**Work to be completed**
Each line of the records that includes "Mozilla" should be found and copied.

================

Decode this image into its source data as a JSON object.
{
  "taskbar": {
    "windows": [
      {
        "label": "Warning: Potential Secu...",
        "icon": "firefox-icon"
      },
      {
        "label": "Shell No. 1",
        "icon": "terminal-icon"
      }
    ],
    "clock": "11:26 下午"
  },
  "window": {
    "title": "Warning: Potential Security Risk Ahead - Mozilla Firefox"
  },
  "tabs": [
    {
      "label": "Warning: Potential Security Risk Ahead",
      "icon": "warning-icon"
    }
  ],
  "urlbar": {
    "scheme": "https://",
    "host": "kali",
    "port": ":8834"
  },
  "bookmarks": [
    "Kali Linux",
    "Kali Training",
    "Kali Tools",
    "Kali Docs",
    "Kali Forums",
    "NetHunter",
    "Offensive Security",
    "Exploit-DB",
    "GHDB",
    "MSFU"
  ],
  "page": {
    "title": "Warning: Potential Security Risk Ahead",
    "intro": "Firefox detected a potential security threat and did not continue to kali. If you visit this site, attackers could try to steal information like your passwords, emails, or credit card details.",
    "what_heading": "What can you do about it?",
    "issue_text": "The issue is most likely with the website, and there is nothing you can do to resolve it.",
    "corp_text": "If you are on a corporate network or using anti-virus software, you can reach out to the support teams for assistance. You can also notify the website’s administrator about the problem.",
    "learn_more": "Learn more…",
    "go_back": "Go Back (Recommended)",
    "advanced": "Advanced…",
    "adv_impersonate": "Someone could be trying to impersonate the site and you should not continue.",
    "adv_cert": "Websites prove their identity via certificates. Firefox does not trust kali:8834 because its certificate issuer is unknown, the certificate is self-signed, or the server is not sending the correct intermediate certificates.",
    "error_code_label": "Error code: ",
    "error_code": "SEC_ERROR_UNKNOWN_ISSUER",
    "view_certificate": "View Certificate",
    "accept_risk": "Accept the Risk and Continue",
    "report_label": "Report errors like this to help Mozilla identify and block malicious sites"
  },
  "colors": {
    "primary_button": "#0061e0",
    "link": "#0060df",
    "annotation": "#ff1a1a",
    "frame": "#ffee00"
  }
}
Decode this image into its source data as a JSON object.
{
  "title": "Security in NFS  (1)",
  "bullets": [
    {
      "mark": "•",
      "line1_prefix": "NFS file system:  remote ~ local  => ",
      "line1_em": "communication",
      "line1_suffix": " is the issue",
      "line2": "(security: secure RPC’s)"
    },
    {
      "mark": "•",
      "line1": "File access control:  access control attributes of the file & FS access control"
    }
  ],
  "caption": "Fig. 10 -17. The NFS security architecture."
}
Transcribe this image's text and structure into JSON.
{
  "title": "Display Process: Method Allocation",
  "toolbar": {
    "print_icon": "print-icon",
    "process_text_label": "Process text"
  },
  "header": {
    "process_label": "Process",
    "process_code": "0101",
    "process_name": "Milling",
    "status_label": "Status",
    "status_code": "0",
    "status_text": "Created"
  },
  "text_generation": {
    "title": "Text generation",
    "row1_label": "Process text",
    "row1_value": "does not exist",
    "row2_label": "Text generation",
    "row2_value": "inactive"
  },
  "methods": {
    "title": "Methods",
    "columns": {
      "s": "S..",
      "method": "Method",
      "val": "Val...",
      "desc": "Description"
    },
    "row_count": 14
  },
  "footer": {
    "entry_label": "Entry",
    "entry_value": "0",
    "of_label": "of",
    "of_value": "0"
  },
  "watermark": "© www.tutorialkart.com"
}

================

**Expected answer**
    "title": "Warning: Potential Security Risk Ahead - Mozilla Firefox"
    "report_label": "Report errors like this to help Mozilla identify and block malicious sites"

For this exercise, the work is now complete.